Curved Origami Offers A Creative Route To Making Robots And Other Mechanical Devices

Curved Origami Offers A Creative Route To Making Robots And Other Mechanical Devices

The big idea

Building robotic grippers that can firmly grasp heavy objects and also gently grasp delicate ones usually requires complicated sets of gears, hinges and motors. But it turns out that it’s also possible to make grippers out of simple sheets of flexible material with the right creases in them.

Our lab at Arizona State University has designed curved fold patterns that can change stiffness and flexibility. Flexible materials shaped with these patterns can be used to make simple, inexpensive robotic grippers, swimming robots and other mechanical devices.

People naturally vary the amount of stiffness needed to handle fragile and sturdy objects appropriately. Robots interact with the environment in the same way. Curved folding is a simple way to give robots the ability to vary the amount of stiffness they use to interact with different objects and environments.

Our team’s idea was inspired by origami, the art of paper folding. Origami can be stiff or flexible depending on its folding pattern, but it is hard to give origami a range of stiffnesses.
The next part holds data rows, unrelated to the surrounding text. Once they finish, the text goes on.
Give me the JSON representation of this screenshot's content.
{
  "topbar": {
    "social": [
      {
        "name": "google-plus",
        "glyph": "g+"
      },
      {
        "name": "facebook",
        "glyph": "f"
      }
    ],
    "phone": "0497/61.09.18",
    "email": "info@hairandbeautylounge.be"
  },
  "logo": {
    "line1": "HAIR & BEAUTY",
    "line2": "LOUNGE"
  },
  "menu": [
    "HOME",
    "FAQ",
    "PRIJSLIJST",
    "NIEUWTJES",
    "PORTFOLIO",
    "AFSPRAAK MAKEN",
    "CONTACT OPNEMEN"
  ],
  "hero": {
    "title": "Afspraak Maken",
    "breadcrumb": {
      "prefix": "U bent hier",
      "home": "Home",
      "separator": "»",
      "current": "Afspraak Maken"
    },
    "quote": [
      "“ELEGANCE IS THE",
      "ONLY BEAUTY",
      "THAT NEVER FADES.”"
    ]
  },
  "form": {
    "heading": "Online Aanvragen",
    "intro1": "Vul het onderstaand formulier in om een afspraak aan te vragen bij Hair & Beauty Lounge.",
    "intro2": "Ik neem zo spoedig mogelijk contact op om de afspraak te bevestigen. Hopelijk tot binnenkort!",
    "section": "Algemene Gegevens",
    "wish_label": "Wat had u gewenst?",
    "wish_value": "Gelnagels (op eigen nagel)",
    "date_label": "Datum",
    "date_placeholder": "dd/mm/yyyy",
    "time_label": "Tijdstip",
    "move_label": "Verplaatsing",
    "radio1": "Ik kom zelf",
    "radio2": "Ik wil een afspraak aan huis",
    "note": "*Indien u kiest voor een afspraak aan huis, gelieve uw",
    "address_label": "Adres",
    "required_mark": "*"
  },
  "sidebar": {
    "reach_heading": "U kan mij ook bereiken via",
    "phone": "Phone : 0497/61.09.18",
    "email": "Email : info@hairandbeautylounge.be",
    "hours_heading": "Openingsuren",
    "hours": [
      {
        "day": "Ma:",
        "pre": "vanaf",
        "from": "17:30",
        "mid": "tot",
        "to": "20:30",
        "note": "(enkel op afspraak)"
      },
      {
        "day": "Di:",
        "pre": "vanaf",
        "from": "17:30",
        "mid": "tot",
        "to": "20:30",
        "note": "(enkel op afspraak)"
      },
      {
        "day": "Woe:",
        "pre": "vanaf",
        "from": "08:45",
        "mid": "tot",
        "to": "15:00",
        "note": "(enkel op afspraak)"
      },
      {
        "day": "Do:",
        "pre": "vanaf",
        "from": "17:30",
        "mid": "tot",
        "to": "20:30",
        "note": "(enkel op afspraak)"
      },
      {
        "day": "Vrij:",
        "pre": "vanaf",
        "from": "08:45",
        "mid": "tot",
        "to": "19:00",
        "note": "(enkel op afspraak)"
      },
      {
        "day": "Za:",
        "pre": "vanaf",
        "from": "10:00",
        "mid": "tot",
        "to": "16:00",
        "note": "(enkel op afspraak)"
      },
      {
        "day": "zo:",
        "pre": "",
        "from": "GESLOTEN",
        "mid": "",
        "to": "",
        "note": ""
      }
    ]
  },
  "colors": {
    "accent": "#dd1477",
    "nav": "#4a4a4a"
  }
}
To overcome this problem, we replaced straight origami folding lines, or creases, with curved creases. By using multiple curved lines between two points rather than just one straight line, a curved origami structure can take on multiple shapes. We found that each shape has its own unique stiffness. Building a robotic gripper, for example, based on this design allows it to apply different amounts of force to objects depending on which curved crease the robot uses.

Four small plastic sheets with curved folds forming different structures
Examples of curved origami with robotics applications. Zirui Zhai, Arizona State University, CC BY-NC-ND

Compared with other methods for variable stiffness, this method is simple and compact, which means it can be used to make small and light devices.

Why it matters

Changing stiffness is important and ubiquitous in nature, and it’s a key variable in engineering. A heavy-duty robot gripper needs high stiffness, or low flexibility, to lift heavy objects. Other robot grippers need low stiffness, or high flexibility, to protect fragile objects.

Changing between a stiff state and a flexible state is critical in robots, but today’s adjustable stiffness systems are commonly bulky and cannot be used in micro-robots or soft robots. Micro-robots include insect-size robots being developed to monitor infrastructure and the environment. Soft robots under development are made of inflatable or flexible materials, which makes them safer to use alongside people. Our curved origami designs have a simple mechanical structure, making them easy to fabricate and control.

The authors demonstrate curved folds, variable stiffness and how curved folds can be used to make robots.

What other research is being done

Traditional mechanical structures can also be used to vary stiffness: for example, grippers powered by variable pneumatics or electric motors. Our work is the first to achieve a full range of stiffness control with a simple structure.

The curved origami technique builds on our previous origami-inspired work, including origami-based stretchable lithium ion batteries and origami-inspired structures that can be collapsed and expanded on demand.

What’s next

We are adding more remote control functions to the curved origami structures to trigger the folding. We are considering several different methods such as pneumatic, magnetic and electronic control. With on-board control, curved origami can be applied to fields beyond robotics. One possibility is haptic devices that change their stiffness to give people realistic force feedback in virtual reality. The Conversation

A series of six photos of a blue plastic square with pleated folds floating in water
A pneumatic, swimming robot made from plastic sheets with curved folds. Zirui Zhai, Arizona State University, CC BY-NC-ND

Hanqing Jiang, Professor of Mechanical Engineering, Arizona State University and Zirui Zhai, Ph.D. student in Mechanical Engineering, Arizona State University

This article is republished from The Conversation under a Creative Commons license. Read the original article.